I’ve had Alpine Duet IPA several times and liked it a lot. On this trip I sampled the following:

Nelson (Rye IPA, 7.0%ABV). Bright golden and a bit cloudy with white head. The floral/grassy hop aromas and hop bitterness are strong but not overpowering, creating a highly drinkable “RyePA”.  4/5

HFS (IPA, 6.5% ABV). Although hoppy enough to be an IPA, there’s something more interesting going on here. The sweet/floral taste and aroma is followed by a lingering note of strawberry. It almost tastes like a fruit beer but it isn’t. It’s pretty nice!  4/5

McIlhenney Irish Red (Red Ale, 6.0% ABV). This is smooth and malty with a nice amber color. It has less sharpness than I usually associate with an Irish red.  3.25/5

Ichabod Ale (Pumpkin Beer, 11% ABV). The amber color looks innocent enough, but then you get the cinnamon and nutmeg on the nose. The spices continue on the palate and the pumpkin flavor comes through, too. It was good, but I found it a little cloying by the end of the glass (as mentioned in other entries in this blog, I’m not usually a fan of pumpkin beers).  3/5

Captain Stout (6% ABV). This is malty and sweet, dark brown to black with just a touch of chocolate flavor. The mouthfeel is a bit too thin for a stout, according to me.  3.25/5

Mister Charlie’s Chocolate Stout (5% ABV). This one is actually a collaboration with McIlhenney, founder of Alpine, that was brewed at San Francisco’s Magnolia Brewing Company, using Recchuiti Confection’s chocolate and burnt caramel syrups. While not bad, this stout struck me as too thin and as hitting just one note. There was a burnt flavor rather than the roasty-ness normally associated with stouts, and the chocolate was very subtle. Interestingly, I picked up almost nothing on the front half of my tongue.  2.75/5

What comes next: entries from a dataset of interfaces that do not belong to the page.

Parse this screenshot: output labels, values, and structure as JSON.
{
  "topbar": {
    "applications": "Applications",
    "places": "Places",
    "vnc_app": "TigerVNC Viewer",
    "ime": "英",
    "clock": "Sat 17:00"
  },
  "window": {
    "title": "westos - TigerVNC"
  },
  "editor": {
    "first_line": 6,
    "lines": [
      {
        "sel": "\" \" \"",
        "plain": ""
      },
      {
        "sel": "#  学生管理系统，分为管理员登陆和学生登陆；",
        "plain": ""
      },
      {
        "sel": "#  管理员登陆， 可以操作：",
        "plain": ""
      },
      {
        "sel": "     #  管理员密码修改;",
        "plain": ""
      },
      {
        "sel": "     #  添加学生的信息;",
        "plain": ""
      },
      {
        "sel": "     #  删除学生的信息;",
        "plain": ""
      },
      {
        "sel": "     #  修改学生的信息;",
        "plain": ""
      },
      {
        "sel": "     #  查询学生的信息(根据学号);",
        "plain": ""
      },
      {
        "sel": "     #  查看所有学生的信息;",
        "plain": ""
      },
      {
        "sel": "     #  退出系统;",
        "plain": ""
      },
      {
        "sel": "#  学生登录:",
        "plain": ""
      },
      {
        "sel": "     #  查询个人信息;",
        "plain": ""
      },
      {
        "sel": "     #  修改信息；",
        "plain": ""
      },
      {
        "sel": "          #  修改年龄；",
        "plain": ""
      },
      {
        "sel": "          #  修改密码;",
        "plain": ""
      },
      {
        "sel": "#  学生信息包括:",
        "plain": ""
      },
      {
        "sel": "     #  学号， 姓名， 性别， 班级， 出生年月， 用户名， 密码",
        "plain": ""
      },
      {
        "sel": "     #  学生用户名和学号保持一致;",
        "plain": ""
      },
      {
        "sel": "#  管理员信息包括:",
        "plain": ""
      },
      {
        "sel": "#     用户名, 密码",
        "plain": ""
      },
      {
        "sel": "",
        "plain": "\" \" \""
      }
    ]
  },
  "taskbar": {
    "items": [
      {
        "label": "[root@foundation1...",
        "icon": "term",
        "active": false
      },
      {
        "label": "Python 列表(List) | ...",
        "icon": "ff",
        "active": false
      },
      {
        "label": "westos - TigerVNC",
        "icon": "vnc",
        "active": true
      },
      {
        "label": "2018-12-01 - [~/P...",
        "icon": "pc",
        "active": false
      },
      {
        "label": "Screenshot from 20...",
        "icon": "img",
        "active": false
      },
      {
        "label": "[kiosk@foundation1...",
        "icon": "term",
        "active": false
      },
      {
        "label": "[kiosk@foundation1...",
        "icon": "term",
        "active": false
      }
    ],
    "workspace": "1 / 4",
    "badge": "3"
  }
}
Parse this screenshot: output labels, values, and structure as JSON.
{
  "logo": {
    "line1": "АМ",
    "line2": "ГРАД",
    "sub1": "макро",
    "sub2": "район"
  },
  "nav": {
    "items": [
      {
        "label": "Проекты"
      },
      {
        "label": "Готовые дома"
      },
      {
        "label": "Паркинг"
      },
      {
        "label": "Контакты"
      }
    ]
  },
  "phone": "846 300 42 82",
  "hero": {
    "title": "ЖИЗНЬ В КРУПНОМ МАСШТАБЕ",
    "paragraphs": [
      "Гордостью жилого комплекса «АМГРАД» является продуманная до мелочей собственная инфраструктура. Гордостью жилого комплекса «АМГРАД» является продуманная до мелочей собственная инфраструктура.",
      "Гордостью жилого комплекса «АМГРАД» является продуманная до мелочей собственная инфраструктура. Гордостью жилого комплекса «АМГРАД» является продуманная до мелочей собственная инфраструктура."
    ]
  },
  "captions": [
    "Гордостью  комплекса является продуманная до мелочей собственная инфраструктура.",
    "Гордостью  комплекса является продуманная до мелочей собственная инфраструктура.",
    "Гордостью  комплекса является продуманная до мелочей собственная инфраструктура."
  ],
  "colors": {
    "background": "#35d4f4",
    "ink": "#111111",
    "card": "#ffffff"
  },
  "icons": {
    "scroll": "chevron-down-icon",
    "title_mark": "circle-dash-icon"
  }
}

Odin’s Raven (Bourbon Barrel Aged Imperial Stout, 11% ABV). Deep dark brown with a cherry color undertone. A riot of flavors: Raisin, caramel, oxidized red wine, root beer. Definitely boozy but it is pretty smooth. The mouthfeel should be less thin to support so much powerful flavor.  3.75/5

Alpine Beer Company makes some excellent beer. It is worth the drive from San Diego to check them out and have a meal.     1347 Tavern Rd, Alpine, CA 91901

Don’t Just Take My Word for It (Links to Related Beer Writing)

San Diego Magazine’s Brewery Guide entry for Alpine Beer Co.

San Diego Eater on the opening of the new pub location in 2015.

Best of all, Mike Sardina’s excellent piece on Alpine Beer Co. from